Isphording’s work has been exhibited in Europe and the United States, and collected by museums worldwide, including the Toledo Museum of Art, Toledo, Ohio; the Chrysler Museum of Art, Norfolk, VA; Museum of American Glass, Wheaton, NJ; Glass Museum Kamenicky Senov, Czech Republic; Museum of Applied Arts, Frankfurt; and Kuntsgewerbemuseum, Berlin Germany, among others. She has been juried into New Glass Review – the Corning Museum of Glass’ prestigious annual survey of cutting-edge glass – an unprecedented 10 times.

Many consider Isphording’s intimate sculptures among the most intriguing objects ever made from glass. They embody reverence for nature’s mysteries and explore the patterns and structures of nature without ever literally reproducing them. Often they evoke a mood as much as an image. Plants and marine creatures may echo in the forms, but ultimately, they are guided by the artist’s exquisite imagination.  

Isphording’s awards include 1998-2001 scholarships at Pilchuck Glass School, WA; 1995 scholarship at the Creative Glass Center of America, Wheaton Village, NJ; 1993-1994 scholarship at the Academy of Applied Arts, class Vladimir Kopecky, Prague, Czech Republic; 2011-2012 prizes in TGK Competition, Germany; 2004 Artist of the Month, Art Alliance for Contemporary Glass; 2001 prize, WG at BE Exhibition, Portland, OR; 1993 Bayrischer Staatspreis; and 1986 prize, Leistungswettbewerb der Handwerksjugend, Germany.

First modeled full-size in wax and then cast in glass, Isphording’s intricate compositions often require multiple firings. When finished, the sculptures have a tactile quality and emotional range that sets them apart from contemporary trends and renders them timeless. Each piece takes months to create – follow this link to learn more about her process. Demanding technical challenges coupled with the complexity of her forms conspire to limit her output.

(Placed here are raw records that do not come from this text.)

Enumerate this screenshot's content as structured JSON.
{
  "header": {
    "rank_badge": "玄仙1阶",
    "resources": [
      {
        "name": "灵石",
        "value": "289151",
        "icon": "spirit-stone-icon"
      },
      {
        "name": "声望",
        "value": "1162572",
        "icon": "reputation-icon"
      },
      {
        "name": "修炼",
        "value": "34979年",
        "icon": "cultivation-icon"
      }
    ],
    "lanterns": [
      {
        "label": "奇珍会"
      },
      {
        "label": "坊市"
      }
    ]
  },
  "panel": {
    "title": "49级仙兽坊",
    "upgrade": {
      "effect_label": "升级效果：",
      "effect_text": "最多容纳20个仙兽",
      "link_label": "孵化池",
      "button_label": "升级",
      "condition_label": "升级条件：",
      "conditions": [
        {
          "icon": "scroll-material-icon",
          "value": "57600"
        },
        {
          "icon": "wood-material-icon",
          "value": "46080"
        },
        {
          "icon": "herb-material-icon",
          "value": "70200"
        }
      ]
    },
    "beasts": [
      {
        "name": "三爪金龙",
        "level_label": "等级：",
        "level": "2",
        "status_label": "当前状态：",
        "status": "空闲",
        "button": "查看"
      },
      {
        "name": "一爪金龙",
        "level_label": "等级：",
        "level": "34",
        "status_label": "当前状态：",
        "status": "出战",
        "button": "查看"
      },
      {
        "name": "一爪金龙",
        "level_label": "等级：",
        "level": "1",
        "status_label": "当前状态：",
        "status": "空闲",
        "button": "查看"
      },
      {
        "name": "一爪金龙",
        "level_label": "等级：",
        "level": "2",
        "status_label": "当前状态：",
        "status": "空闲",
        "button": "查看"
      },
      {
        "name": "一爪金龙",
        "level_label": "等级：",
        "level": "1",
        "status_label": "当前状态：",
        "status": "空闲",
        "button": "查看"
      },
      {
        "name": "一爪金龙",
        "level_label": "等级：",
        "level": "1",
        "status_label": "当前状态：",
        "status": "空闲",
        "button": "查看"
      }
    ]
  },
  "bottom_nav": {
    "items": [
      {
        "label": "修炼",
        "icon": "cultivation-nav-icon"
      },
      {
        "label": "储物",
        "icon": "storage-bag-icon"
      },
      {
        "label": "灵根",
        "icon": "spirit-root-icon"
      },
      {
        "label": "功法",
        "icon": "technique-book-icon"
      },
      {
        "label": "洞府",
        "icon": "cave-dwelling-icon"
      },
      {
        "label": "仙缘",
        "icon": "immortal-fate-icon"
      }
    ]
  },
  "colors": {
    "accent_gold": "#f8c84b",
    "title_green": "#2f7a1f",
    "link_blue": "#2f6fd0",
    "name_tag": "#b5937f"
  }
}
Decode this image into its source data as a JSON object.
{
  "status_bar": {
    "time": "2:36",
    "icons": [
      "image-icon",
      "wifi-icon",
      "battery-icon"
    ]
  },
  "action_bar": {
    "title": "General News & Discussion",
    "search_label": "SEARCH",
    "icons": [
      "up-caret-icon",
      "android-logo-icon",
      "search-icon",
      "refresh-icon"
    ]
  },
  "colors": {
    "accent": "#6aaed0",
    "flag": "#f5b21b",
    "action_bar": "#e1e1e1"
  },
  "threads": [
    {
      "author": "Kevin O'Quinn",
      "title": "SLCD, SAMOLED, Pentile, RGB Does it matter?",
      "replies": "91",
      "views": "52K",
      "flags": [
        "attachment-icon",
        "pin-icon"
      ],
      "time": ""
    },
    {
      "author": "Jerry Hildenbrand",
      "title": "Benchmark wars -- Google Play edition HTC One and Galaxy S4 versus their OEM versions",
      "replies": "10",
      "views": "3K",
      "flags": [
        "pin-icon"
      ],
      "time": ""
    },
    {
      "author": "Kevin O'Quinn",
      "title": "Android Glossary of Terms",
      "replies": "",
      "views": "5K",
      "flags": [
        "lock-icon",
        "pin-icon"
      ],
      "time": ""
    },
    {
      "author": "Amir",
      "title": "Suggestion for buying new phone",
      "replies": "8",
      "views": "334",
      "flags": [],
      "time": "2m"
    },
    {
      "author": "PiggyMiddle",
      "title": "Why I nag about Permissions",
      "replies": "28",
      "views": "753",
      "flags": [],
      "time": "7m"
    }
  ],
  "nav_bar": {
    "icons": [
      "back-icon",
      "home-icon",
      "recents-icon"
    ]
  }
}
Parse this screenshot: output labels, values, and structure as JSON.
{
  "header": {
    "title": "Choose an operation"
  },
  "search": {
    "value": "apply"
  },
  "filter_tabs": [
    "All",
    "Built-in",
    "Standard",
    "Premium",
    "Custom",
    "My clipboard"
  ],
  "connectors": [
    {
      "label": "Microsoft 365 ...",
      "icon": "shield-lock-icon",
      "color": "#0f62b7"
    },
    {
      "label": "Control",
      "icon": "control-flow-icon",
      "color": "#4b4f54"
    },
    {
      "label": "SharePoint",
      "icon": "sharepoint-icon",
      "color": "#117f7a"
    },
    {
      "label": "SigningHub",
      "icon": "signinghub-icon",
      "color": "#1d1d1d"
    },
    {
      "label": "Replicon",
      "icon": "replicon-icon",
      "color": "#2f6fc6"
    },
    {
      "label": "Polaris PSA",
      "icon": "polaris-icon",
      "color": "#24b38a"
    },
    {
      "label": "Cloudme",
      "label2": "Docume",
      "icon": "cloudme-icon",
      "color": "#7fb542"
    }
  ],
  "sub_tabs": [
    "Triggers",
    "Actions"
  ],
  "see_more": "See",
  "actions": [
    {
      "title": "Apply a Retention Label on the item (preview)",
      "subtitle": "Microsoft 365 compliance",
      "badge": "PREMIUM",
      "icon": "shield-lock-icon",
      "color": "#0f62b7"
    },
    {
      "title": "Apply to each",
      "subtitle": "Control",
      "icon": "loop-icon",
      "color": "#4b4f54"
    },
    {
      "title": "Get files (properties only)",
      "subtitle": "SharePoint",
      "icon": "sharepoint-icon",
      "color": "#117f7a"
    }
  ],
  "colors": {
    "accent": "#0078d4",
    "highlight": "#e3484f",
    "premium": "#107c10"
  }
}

This Friday, August 18 – September 1, 2023, Heller Gallery in NYC will present Isphording’s latest sculptures as part of their summer pop-up series titled Rotations.